Exercise details – Type out each record word for word. Pictures stay out.

Component data from apps and pages –

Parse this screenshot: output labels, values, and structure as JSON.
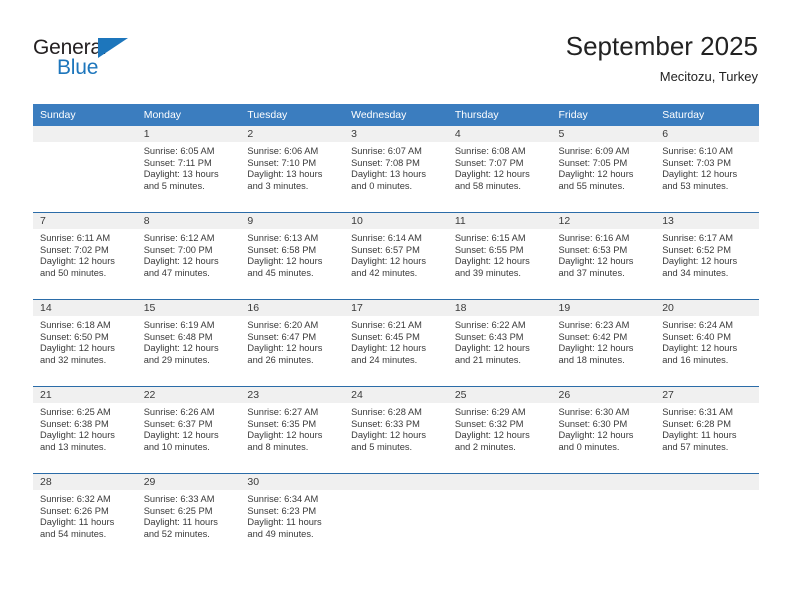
{
  "brand": {
    "name_top": "General",
    "name_bottom": "Blue",
    "color_dark": "#231f20",
    "color_blue": "#1d76bc"
  },
  "header": {
    "title": "September 2025",
    "subtitle": "Mecitozu, Turkey"
  },
  "theme": {
    "header_blue": "#3b7dbf",
    "separator_blue": "#2b6ca8",
    "daynum_band": "#f0f0f0",
    "text": "#3a3a3a"
  },
  "weekdays": [
    "Sunday",
    "Monday",
    "Tuesday",
    "Wednesday",
    "Thursday",
    "Friday",
    "Saturday"
  ],
  "weeks": [
    [
      {
        "day": "",
        "sunrise": "",
        "sunset": "",
        "daylight1": "",
        "daylight2": ""
      },
      {
        "day": "1",
        "sunrise": "Sunrise: 6:05 AM",
        "sunset": "Sunset: 7:11 PM",
        "daylight1": "Daylight: 13 hours",
        "daylight2": "and 5 minutes."
      },
      {
        "day": "2",
        "sunrise": "Sunrise: 6:06 AM",
        "sunset": "Sunset: 7:10 PM",
        "daylight1": "Daylight: 13 hours",
        "daylight2": "and 3 minutes."
      },
      {
        "day": "3",
        "sunrise": "Sunrise: 6:07 AM",
        "sunset": "Sunset: 7:08 PM",
        "daylight1": "Daylight: 13 hours",
        "daylight2": "and 0 minutes."
      },
      {
        "day": "4",
        "sunrise": "Sunrise: 6:08 AM",
        "sunset": "Sunset: 7:07 PM",
        "daylight1": "Daylight: 12 hours",
        "daylight2": "and 58 minutes."
      },
      {
        "day": "5",
        "sunrise": "Sunrise: 6:09 AM",
        "sunset": "Sunset: 7:05 PM",
        "daylight1": "Daylight: 12 hours",
        "daylight2": "and 55 minutes."
      },
      {
        "day": "6",
        "sunrise": "Sunrise: 6:10 AM",
        "sunset": "Sunset: 7:03 PM",
        "daylight1": "Daylight: 12 hours",
        "daylight2": "and 53 minutes."
      }
    ],
    [
      {
        "day": "7",
        "sunrise": "Sunrise: 6:11 AM",
        "sunset": "Sunset: 7:02 PM",
        "daylight1": "Daylight: 12 hours",
        "daylight2": "and 50 minutes."
      },
      {
        "day": "8",
        "sunrise": "Sunrise: 6:12 AM",
        "sunset": "Sunset: 7:00 PM",
        "daylight1": "Daylight: 12 hours",
        "daylight2": "and 47 minutes."
      },
      {
        "day": "9",
        "sunrise": "Sunrise: 6:13 AM",
        "sunset": "Sunset: 6:58 PM",
        "daylight1": "Daylight: 12 hours",
        "daylight2": "and 45 minutes."
      },
      {
        "day": "10",
        "sunrise": "Sunrise: 6:14 AM",
        "sunset": "Sunset: 6:57 PM",
        "daylight1": "Daylight: 12 hours",
        "daylight2": "and 42 minutes."
      },
      {
        "day": "11",
        "sunrise": "Sunrise: 6:15 AM",
        "sunset": "Sunset: 6:55 PM",
        "daylight1": "Daylight: 12 hours",
        "daylight2": "and 39 minutes."
      },
      {
        "day": "12",
        "sunrise": "Sunrise: 6:16 AM",
        "sunset": "Sunset: 6:53 PM",
        "daylight1": "Daylight: 12 hours",
        "daylight2": "and 37 minutes."
      },
      {
        "day": "13",
        "sunrise": "Sunrise: 6:17 AM",
        "sunset": "Sunset: 6:52 PM",
        "daylight1": "Daylight: 12 hours",
        "daylight2": "and 34 minutes."
      }
    ],
    [
      {
        "day": "14",
        "sunrise": "Sunrise: 6:18 AM",
        "sunset": "Sunset: 6:50 PM",
        "daylight1": "Daylight: 12 hours",
        "daylight2": "and 32 minutes."
      },
      {
        "day": "15",
        "sunrise": "Sunrise: 6:19 AM",
        "sunset": "Sunset: 6:48 PM",
        "daylight1": "Daylight: 12 hours",
        "daylight2": "and 29 minutes."
      },
      {
        "day": "16",
        "sunrise": "Sunrise: 6:20 AM",
        "sunset": "Sunset: 6:47 PM",
        "daylight1": "Daylight: 12 hours",
        "daylight2": "and 26 minutes."
      },
      {
        "day": "17",
        "sunrise": "Sunrise: 6:21 AM",
        "sunset": "Sunset: 6:45 PM",
        "daylight1": "Daylight: 12 hours",
        "daylight2": "and 24 minutes."
      },
      {
        "day": "18",
        "sunrise": "Sunrise: 6:22 AM",
        "sunset": "Sunset: 6:43 PM",
        "daylight1": "Daylight: 12 hours",
        "daylight2": "and 21 minutes."
      },
      {
        "day": "19",
        "sunrise": "Sunrise: 6:23 AM",
        "sunset": "Sunset: 6:42 PM",
        "daylight1": "Daylight: 12 hours",
        "daylight2": "and 18 minutes."
      },
      {
        "day": "20",
        "sunrise": "Sunrise: 6:24 AM",
        "sunset": "Sunset: 6:40 PM",
        "daylight1": "Daylight: 12 hours",
        "daylight2": "and 16 minutes."
      }
    ],
    [
      {
        "day": "21",
        "sunrise": "Sunrise: 6:25 AM",
        "sunset": "Sunset: 6:38 PM",
        "daylight1": "Daylight: 12 hours",
        "daylight2": "and 13 minutes."
      },
      {
        "day": "22",
        "sunrise": "Sunrise: 6:26 AM",
        "sunset": "Sunset: 6:37 PM",
        "daylight1": "Daylight: 12 hours",
        "daylight2": "and 10 minutes."
      },
      {
        "day": "23",
        "sunrise": "Sunrise: 6:27 AM",
        "sunset": "Sunset: 6:35 PM",
        "daylight1": "Daylight: 12 hours",
        "daylight2": "and 8 minutes."
      },
      {
        "day": "24",
        "sunrise": "Sunrise: 6:28 AM",
        "sunset": "Sunset: 6:33 PM",
        "daylight1": "Daylight: 12 hours",
        "daylight2": "and 5 minutes."
      },
      {
        "day": "25",
        "sunrise": "Sunrise: 6:29 AM",
        "sunset": "Sunset: 6:32 PM",
        "daylight1": "Daylight: 12 hours",
        "daylight2": "and 2 minutes."
      },
      {
        "day": "26",
        "sunrise": "Sunrise: 6:30 AM",
        "sunset": "Sunset: 6:30 PM",
        "daylight1": "Daylight: 12 hours",
        "daylight2": "and 0 minutes."
      },
      {
        "day": "27",
        "sunrise": "Sunrise: 6:31 AM",
        "sunset": "Sunset: 6:28 PM",
        "daylight1": "Daylight: 11 hours",
        "daylight2": "and 57 minutes."
      }
    ],
    [
      {
        "day": "28",
        "sunrise": "Sunrise: 6:32 AM",
        "sunset": "Sunset: 6:26 PM",
        "daylight1": "Daylight: 11 hours",
        "daylight2": "and 54 minutes."
      },
      {
        "day": "29",
        "sunrise": "Sunrise: 6:33 AM",
        "sunset": "Sunset: 6:25 PM",
        "daylight1": "Daylight: 11 hours",
        "daylight2": "and 52 minutes."
      },
      {
        "day": "30",
        "sunrise": "Sunrise: 6:34 AM",
        "sunset": "Sunset: 6:23 PM",
        "daylight1": "Daylight: 11 hours",
        "daylight2": "and 49 minutes."
      },
      {
        "day": "",
        "sunrise": "",
        "sunset": "",
        "daylight1": "",
        "daylight2": ""
      },
      {
        "day": "",
        "sunrise": "",
        "sunset": "",
        "daylight1": "",
        "daylight2": ""
      },
      {
        "day": "",
        "sunrise": "",
        "sunset": "",
        "daylight1": "",
        "daylight2": ""
      },
      {
        "day": "",
        "sunrise": "",
        "sunset": "",
        "daylight1": "",
        "daylight2": ""
      }
    ]
  ]
}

Exercise solution –
Parse this screenshot: output labels, values, and structure as JSON.
{
  "brand": {
    "name_top": "General",
    "name_bottom": "Blue",
    "color_dark": "#231f20",
    "color_blue": "#1d76bc"
  },
  "header": {
    "title": "September 2025",
    "subtitle": "Mecitozu, Turkey"
  },
  "theme": {
    "header_blue": "#3b7dbf",
    "separator_blue": "#2b6ca8",
    "daynum_band": "#f0f0f0",
    "text": "#3a3a3a"
  },
  "weekdays": [
    "Sunday",
    "Monday",
    "Tuesday",
    "Wednesday",
    "Thursday",
    "Friday",
    "Saturday"
  ],
  "weeks": [
    [
      {
        "day": "",
        "sunrise": "",
        "sunset": "",
        "daylight1": "",
        "daylight2": ""
      },
      {
        "day": "1",
        "sunrise": "Sunrise: 6:05 AM",
        "sunset": "Sunset: 7:11 PM",
        "daylight1": "Daylight: 13 hours",
        "daylight2": "and 5 minutes."
      },
      {
        "day": "2",
        "sunrise": "Sunrise: 6:06 AM",
        "sunset": "Sunset: 7:10 PM",
        "daylight1": "Daylight: 13 hours",
        "daylight2": "and 3 minutes."
      },
      {
        "day": "3",
        "sunrise": "Sunrise: 6:07 AM",
        "sunset": "Sunset: 7:08 PM",
        "daylight1": "Daylight: 13 hours",
        "daylight2": "and 0 minutes."
      },
      {
        "day": "4",
        "sunrise": "Sunrise: 6:08 AM",
        "sunset": "Sunset: 7:07 PM",
        "daylight1": "Daylight: 12 hours",
        "daylight2": "and 58 minutes."
      },
      {
        "day": "5",
        "sunrise": "Sunrise: 6:09 AM",
        "sunset": "Sunset: 7:05 PM",
        "daylight1": "Daylight: 12 hours",
        "daylight2": "and 55 minutes."
      },
      {
        "day": "6",
        "sunrise": "Sunrise: 6:10 AM",
        "sunset": "Sunset: 7:03 PM",
        "daylight1": "Daylight: 12 hours",
        "daylight2": "and 53 minutes."
      }
    ],
    [
      {
        "day": "7",
        "sunrise": "Sunrise: 6:11 AM",
        "sunset": "Sunset: 7:02 PM",
        "daylight1": "Daylight: 12 hours",
        "daylight2": "and 50 minutes."
      },
      {
        "day": "8",
        "sunrise": "Sunrise: 6:12 AM",
        "sunset": "Sunset: 7:00 PM",
        "daylight1": "Daylight: 12 hours",
        "daylight2": "and 47 minutes."
      },
      {
        "day": "9",
        "sunrise": "Sunrise: 6:13 AM",
        "sunset": "Sunset: 6:58 PM",
        "daylight1": "Daylight: 12 hours",
        "daylight2": "and 45 minutes."
      },
      {
        "day": "10",
        "sunrise": "Sunrise: 6:14 AM",
        "sunset": "Sunset: 6:57 PM",
        "daylight1": "Daylight: 12 hours",
        "daylight2": "and 42 minutes."
      },
      {
        "day": "11",
        "sunrise": "Sunrise: 6:15 AM",
        "sunset": "Sunset: 6:55 PM",
        "daylight1": "Daylight: 12 hours",
        "daylight2": "and 39 minutes."
      },
      {
        "day": "12",
        "sunrise": "Sunrise: 6:16 AM",
        "sunset": "Sunset: 6:53 PM",
        "daylight1": "Daylight: 12 hours",
        "daylight2": "and 37 minutes."
      },
      {
        "day": "13",
        "sunrise": "Sunrise: 6:17 AM",
        "sunset": "Sunset: 6:52 PM",
        "daylight1": "Daylight: 12 hours",
        "daylight2": "and 34 minutes."
      }
    ],
    [
      {
        "day": "14",
        "sunrise": "Sunrise: 6:18 AM",
        "sunset": "Sunset: 6:50 PM",
        "daylight1": "Daylight: 12 hours",
        "daylight2": "and 32 minutes."
      },
      {
        "day": "15",
        "sunrise": "Sunrise: 6:19 AM",
        "sunset": "Sunset: 6:48 PM",
        "daylight1": "Daylight: 12 hours",
        "daylight2": "and 29 minutes."
      },
      {
        "day": "16",
        "sunrise": "Sunrise: 6:20 AM",
        "sunset": "Sunset: 6:47 PM",
        "daylight1": "Daylight: 12 hours",
        "daylight2": "and 26 minutes."
      },
      {
        "day": "17",
        "sunrise": "Sunrise: 6:21 AM",
        "sunset": "Sunset: 6:45 PM",
        "daylight1": "Daylight: 12 hours",
        "daylight2": "and 24 minutes."
      },
      {
        "day": "18",
        "sunrise": "Sunrise: 6:22 AM",
        "sunset": "Sunset: 6:43 PM",
        "daylight1": "Daylight: 12 hours",
        "daylight2": "and 21 minutes."
      },
      {
        "day": "19",
        "sunrise": "Sunrise: 6:23 AM",
        "sunset": "Sunset: 6:42 PM",
        "daylight1": "Daylight: 12 hours",
        "daylight2": "and 18 minutes."
      },
      {
        "day": "20",
        "sunrise": "Sunrise: 6:24 AM",
        "sunset": "Sunset: 6:40 PM",
        "daylight1": "Daylight: 12 hours",
        "daylight2": "and 16 minutes."
      }
    ],
    [
      {
        "day": "21",
        "sunrise": "Sunrise: 6:25 AM",
        "sunset": "Sunset: 6:38 PM",
        "daylight1": "Daylight: 12 hours",
        "daylight2": "and 13 minutes."
      },
      {
        "day": "22",
        "sunrise": "Sunrise: 6:26 AM",
        "sunset": "Sunset: 6:37 PM",
        "daylight1": "Daylight: 12 hours",
        "daylight2": "and 10 minutes."
      },
      {
        "day": "23",
        "sunrise": "Sunrise: 6:27 AM",
        "sunset": "Sunset: 6:35 PM",
        "daylight1": "Daylight: 12 hours",
        "daylight2": "and 8 minutes."
      },
      {
        "day": "24",
        "sunrise": "Sunrise: 6:28 AM",
        "sunset": "Sunset: 6:33 PM",
        "daylight1": "Daylight: 12 hours",
        "daylight2": "and 5 minutes."
      },
      {
        "day": "25",
        "sunrise": "Sunrise: 6:29 AM",
        "sunset": "Sunset: 6:32 PM",
        "daylight1": "Daylight: 12 hours",
        "daylight2": "and 2 minutes."
      },
      {
        "day": "26",
        "sunrise": "Sunrise: 6:30 AM",
        "sunset": "Sunset: 6:30 PM",
        "daylight1": "Daylight: 12 hours",
        "daylight2": "and 0 minutes."
      },
      {
        "day": "27",
        "sunrise": "Sunrise: 6:31 AM",
        "sunset": "Sunset: 6:28 PM",
        "daylight1": "Daylight: 11 hours",
        "daylight2": "and 57 minutes."
      }
    ],
    [
      {
        "day": "28",
        "sunrise": "Sunrise: 6:32 AM",
        "sunset": "Sunset: 6:26 PM",
        "daylight1": "Daylight: 11 hours",
        "daylight2": "and 54 minutes."
      },
      {
        "day": "29",
        "sunrise": "Sunrise: 6:33 AM",
        "sunset": "Sunset: 6:25 PM",
        "daylight1": "Daylight: 11 hours",
        "daylight2": "and 52 minutes."
      },
      {
        "day": "30",
        "sunrise": "Sunrise: 6:34 AM",
        "sunset": "Sunset: 6:23 PM",
        "daylight1": "Daylight: 11 hours",
        "daylight2": "and 49 minutes."
      },
      {
        "day": "",
        "sunrise": "",
        "sunset": "",
        "daylight1": "",
        "daylight2": ""
      },
      {
        "day": "",
        "sunrise": "",
        "sunset": "",
        "daylight1": "",
        "daylight2": ""
      },
      {
        "day": "",
        "sunrise": "",
        "sunset": "",
        "daylight1": "",
        "daylight2": ""
      },
      {
        "day": "",
        "sunrise": "",
        "sunset": "",
        "daylight1": "",
        "daylight2": ""
      }
    ]
  ]
}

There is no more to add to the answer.